Yet the story, for those wanting to buy and hold a somewhat inexpensive dividend grower, remains compelling, but certainly not sexy. GLW currently trades at about 14x next years' consensus estimates, and now yields 3.1% following Wednesday's announced 10% quarterly dividend increase to 22 cents/share.
That's the ninth consecutive year that GLW has increased the dividend, and during that period it has grown at an 18% compound annual growth rate. But GLW has also returned capital to shareholders in another way, through share buybacks. Since year-end 2012, the company has reduced shares outstanding from 1.452 billion to 775 million, representing a 47% decrease.
The company has indeed focused on returning capital to shareholders through its 2016-2019 Strategy and "Capital Allocation Framework" (a total of $12.5 billion), and its new 2020-2023 "Strategy & Growth Framework" in which GLW is aiming to return another $8 billion-$10 billion. With total dividend payments running at about $700 million/year, that would imply another $5 billion-$7 billion in share repurchases over the next five years.

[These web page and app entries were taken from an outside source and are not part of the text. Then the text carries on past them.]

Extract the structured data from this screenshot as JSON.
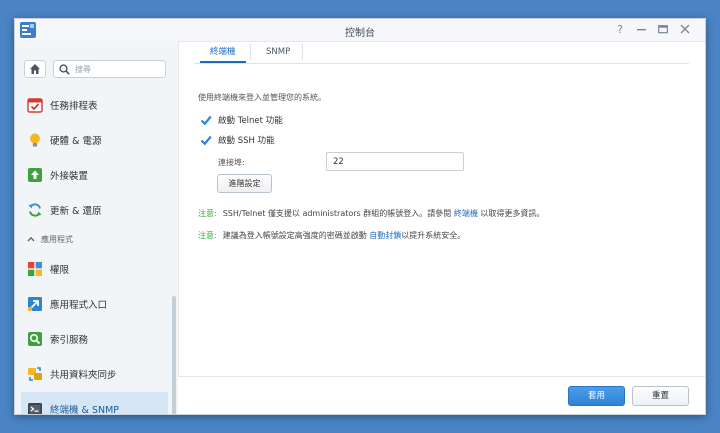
{
  "window": {
    "title": "控制台"
  },
  "sidebar": {
    "search": {
      "placeholder": "搜尋"
    },
    "items": [
      {
        "label": "任務排程表",
        "icon": "calendar-check-icon"
      },
      {
        "label": "硬體 & 電源",
        "icon": "lightbulb-icon"
      },
      {
        "label": "外接裝置",
        "icon": "upload-arrow-icon"
      },
      {
        "label": "更新 & 還原",
        "icon": "refresh-icon"
      }
    ],
    "section_header": "應用程式",
    "app_items": [
      {
        "label": "權限",
        "icon": "grid-squares-icon"
      },
      {
        "label": "應用程式入口",
        "icon": "portal-arrow-icon"
      },
      {
        "label": "索引服務",
        "icon": "magnifier-icon"
      },
      {
        "label": "共用資料夾同步",
        "icon": "folder-sync-icon"
      },
      {
        "label": "終端機 & SNMP",
        "icon": "terminal-icon",
        "active": true
      }
    ]
  },
  "tabs": [
    {
      "label": "終端機",
      "active": true
    },
    {
      "label": "SNMP",
      "active": false
    }
  ],
  "content": {
    "description": "使用終端機來登入並管理您的系統。",
    "telnet_label": "啟動 Telnet 功能",
    "telnet_checked": true,
    "ssh_label": "啟動 SSH 功能",
    "ssh_checked": true,
    "port_label": "連接埠:",
    "port_value": "22",
    "advanced_button": "進階設定",
    "note1": {
      "tag": "注意:",
      "text_before": "SSH/Telnet 僅支援以 administrators 群組的帳號登入。請參閱",
      "link": "終端機",
      "text_after": "以取得更多資訊。"
    },
    "note2": {
      "tag": "注意:",
      "text_before": "建議為登入帳號設定高強度的密碼並啟動",
      "link": "自動封鎖",
      "text_after": "以提升系統安全。"
    }
  },
  "footer": {
    "apply_label": "套用",
    "reset_label": "重置"
  },
  "colors": {
    "accent": "#1c6bbf",
    "active_bg": "#d5e6f7",
    "note_green": "#3aa53a",
    "desktop": "#4a84c4"
  }
}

Now, it is impossible to predict how many shares GLW will actually repurchase over the next four years, and at what price, or if the company can deliver. But, assuming it can, at $30/share, GLW could be reducing shares outstanding by another 170 million to 250 million, conceivably reducing shares outstanding by up to another 33%. Simultaneously, the dividend could continue to grow at a 10% annual clip, but time will tell.